All the parts of this story are interchangeable. The entirety of our life on Earth, so rich and varied, held in this poem as brief struggle to free an anchor, a giant bronze anchor. Today, that crewman is Mark. And we are all the monks of Clonmacnoise gathered in this oratory to dislodge the anchor of Mark’s ship, that he might climb back into that other dimension and move on. It is important we all do this together. That is both our wonder and our gift to Mark today.
I know that while Mark was in this world, he saw it as utterly marvelous. One of the things Mark found most marvelous was his family, constantly manifesting in his deep love for Patty, his love for his two children Jay and Lisa, and his love for his grandchildren.
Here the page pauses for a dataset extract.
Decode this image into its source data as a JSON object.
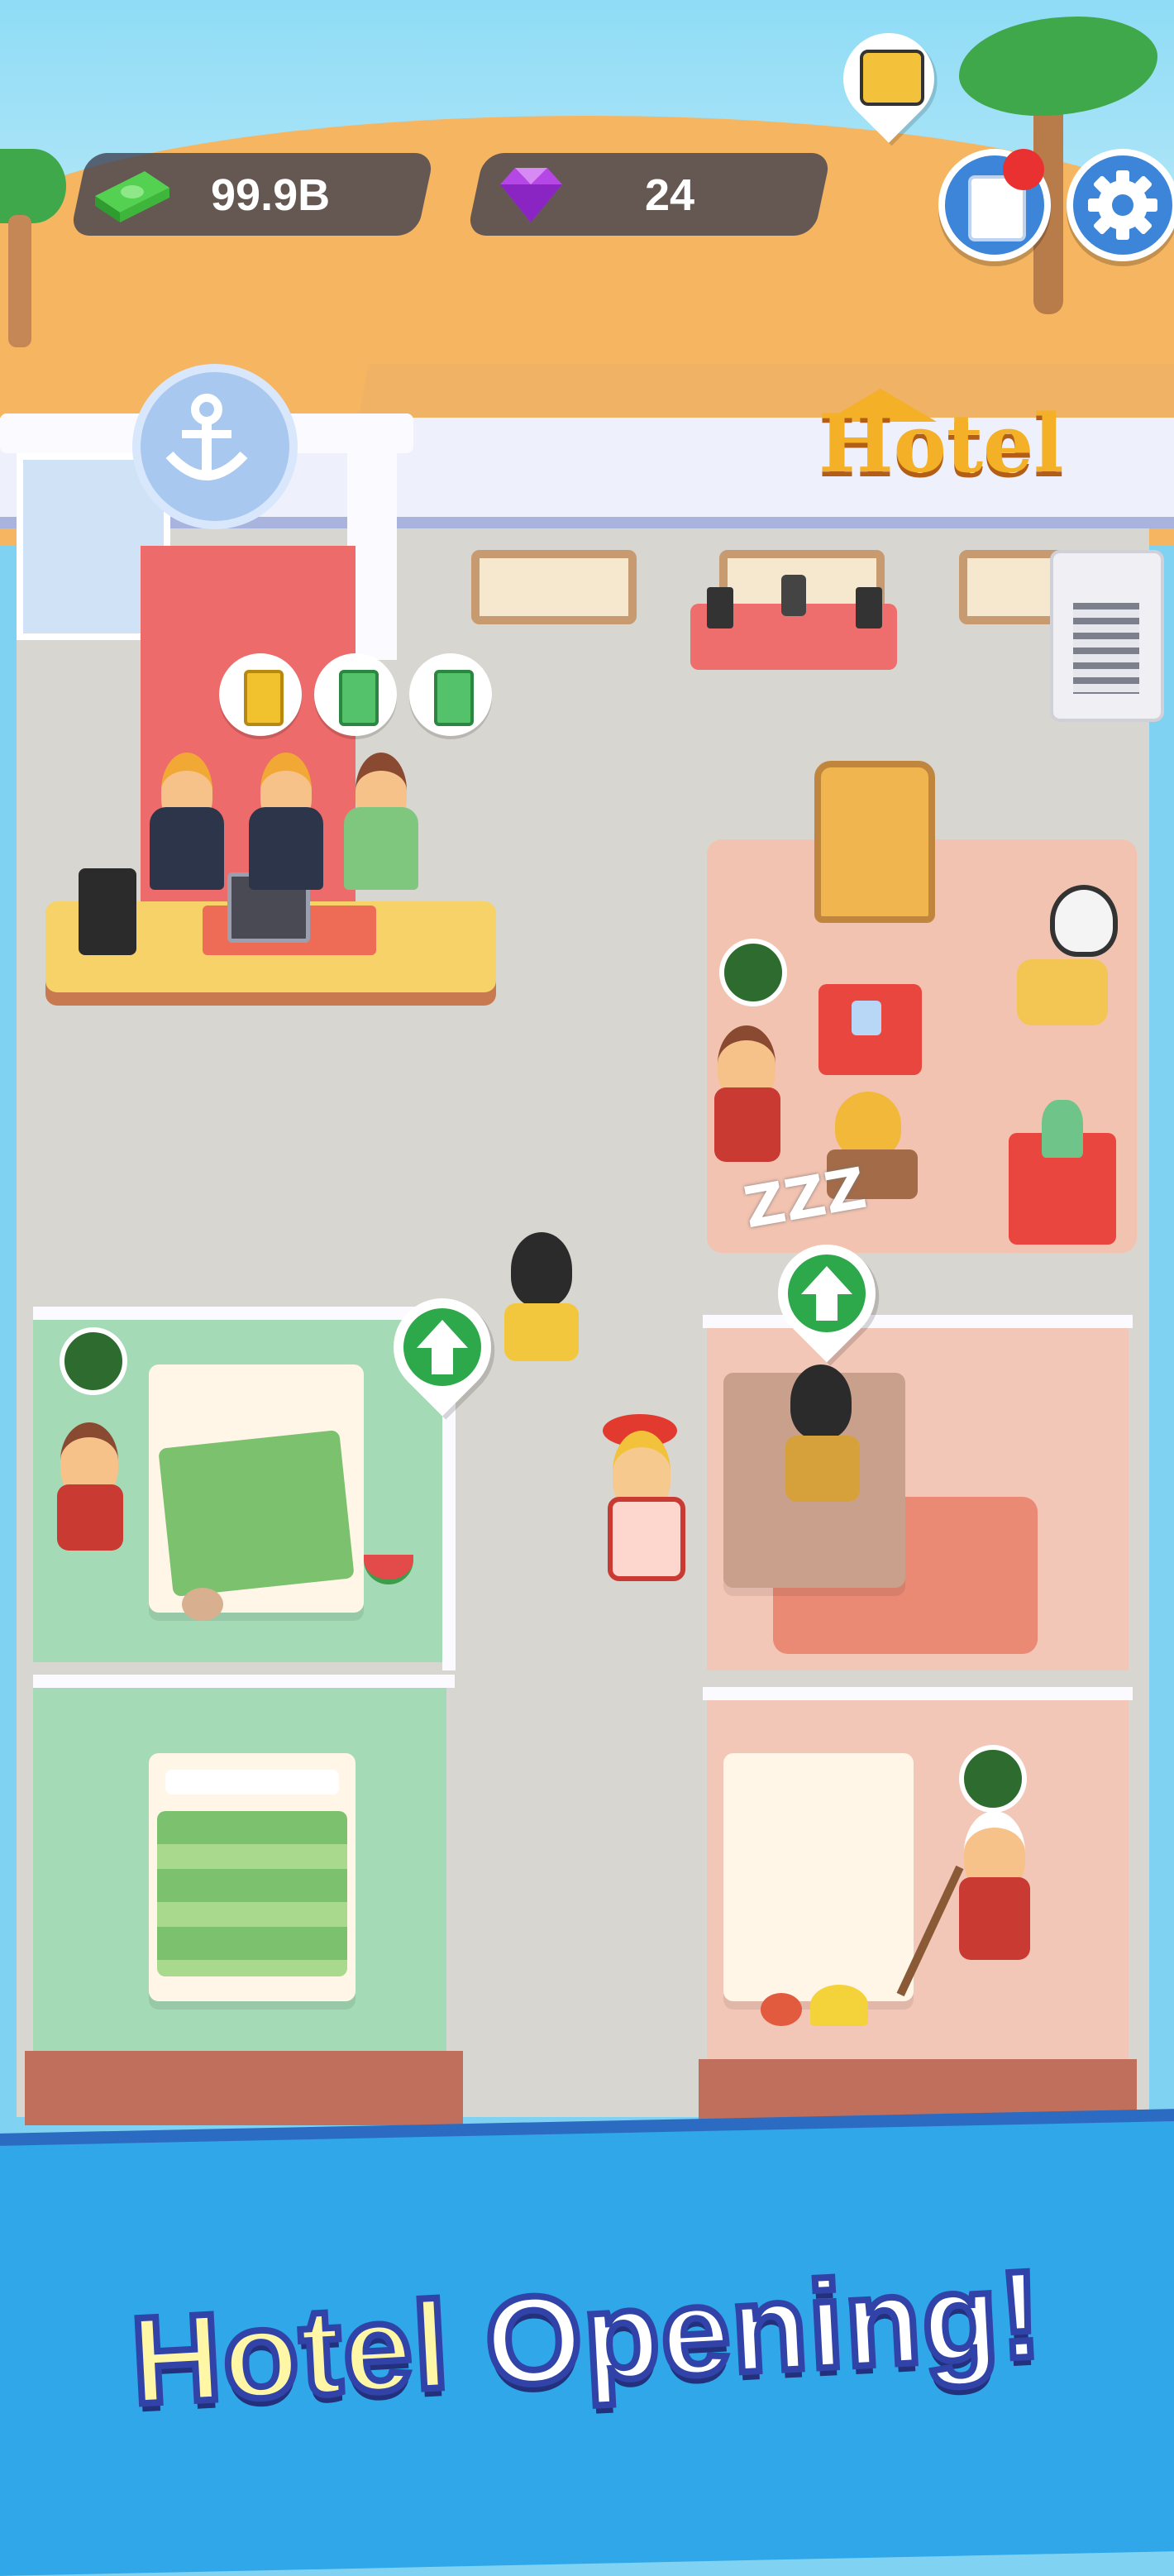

When my wife and I had our daughter, Mark and Patty were the first two people to come to the hospital to meet her. They passed her back and forth, smiling and laughing. It was Mark and Patty who welcomed my daughter to the astonishment that is this world, and they welcomed Jen and me to the astonishment of being parents. And so Mark, may you sail on now knowing that you added to the marvelousness of so many lives.
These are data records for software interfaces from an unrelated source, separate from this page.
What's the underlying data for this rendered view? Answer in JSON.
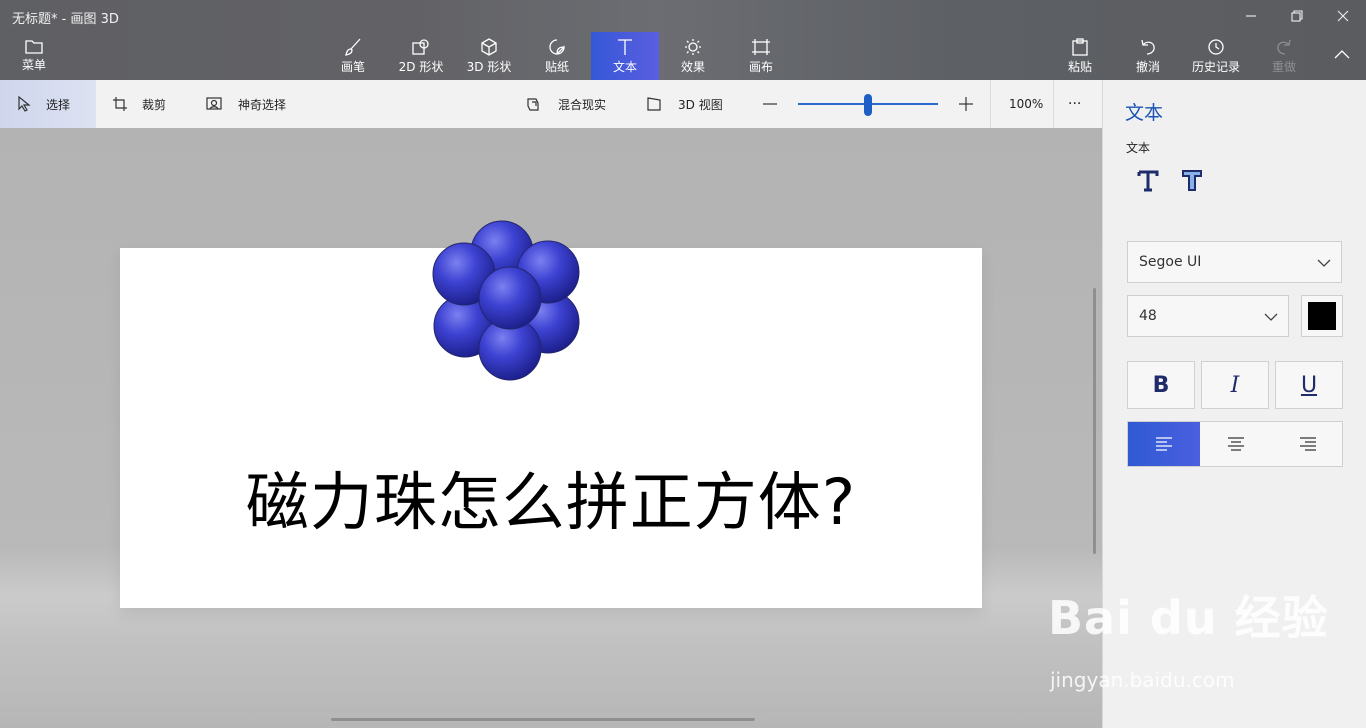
{
  "window": {
    "title": "无标题* - 画图 3D"
  },
  "ribbon": {
    "menu_label": "菜单",
    "tools": [
      {
        "label": "画笔",
        "icon": "brush-icon"
      },
      {
        "label": "2D 形状",
        "icon": "2d-shapes-icon"
      },
      {
        "label": "3D 形状",
        "icon": "3d-shapes-icon"
      },
      {
        "label": "贴纸",
        "icon": "stickers-icon"
      },
      {
        "label": "文本",
        "icon": "text-icon",
        "active": true
      },
      {
        "label": "效果",
        "icon": "effects-icon"
      },
      {
        "label": "画布",
        "icon": "canvas-icon"
      }
    ],
    "paste_label": "粘贴",
    "undo_label": "撤消",
    "history_label": "历史记录",
    "redo_label": "重做"
  },
  "toolbar": {
    "select_label": "选择",
    "crop_label": "裁剪",
    "magic_select_label": "神奇选择",
    "mixed_reality_label": "混合现实",
    "view3d_label": "3D 视图",
    "zoom_value": "100%",
    "zoom_level": 0.5,
    "more_label": "···"
  },
  "canvas": {
    "text": "磁力珠怎么拼正方体?"
  },
  "panel": {
    "title": "文本",
    "subtitle": "文本",
    "font_family": "Segoe UI",
    "font_size": "48",
    "text_color": "#000000",
    "bold_label": "B",
    "italic_label": "I",
    "underline_label": "U",
    "alignment": "left"
  },
  "watermark": {
    "main": "Bai du 经验",
    "sub": "jingyan.baidu.com"
  },
  "colors": {
    "accent": "#2f5ad4",
    "bead": "#3a3fcf"
  }
}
Part 3: The Last Word
I sometimes wonder what the last word will be that I will hear or read. It is not a morbid meditation, simply one of awe. It could be any word in the world. Each word is a portal into the divine. Mark died while reading a book. Patty found him sitting peacefully in a chair, with his reading glasses on, his hands still resting on a page. The book he was reading was Short Cuts to Happiness: Life-Changing Lessons from My Barber by Tal Ben-Shahar. It was open to this passage (which I’ve condensed):
British psychologist Richard Wiseman searched for reasons why some people are considered to be lucky. Among such people, Wiseman found unusually high levels of openness to external messages: “They are skilled at noticing chance opportunities.” A lucky person will stop and take note of the messages that by chance have crossed his or her path.
I imagine Mark seeing himself in this passage, and thinking, I am a lucky man—that final word “path” lingering there as he closed his eyes for the last time. Indeed, Mark was quintessentially lucky. But his luck was not the product of random fate, or simply noticing chance opportunities. Mark’s luck was the product of his love.
To really understand a person, it is important to identify how they express love. I think Mark’s love language was one of service to others. If you regard him from that standpoint, he was spilling over with love. He was a wellspring of love that left traces all over our world—sculptures, civic engagement, guiding his children, conversations under the stars. I know that many of us here today would not be who we are were it not for Mark. Were it not for Mark’s love.
To Mark, my deep respect and thanks. You were a great part of my life and I am really going to miss you. And to Patty, Lisa, Jay and Kelsey and your kids—my love to each of you. Really, my love to everyone here.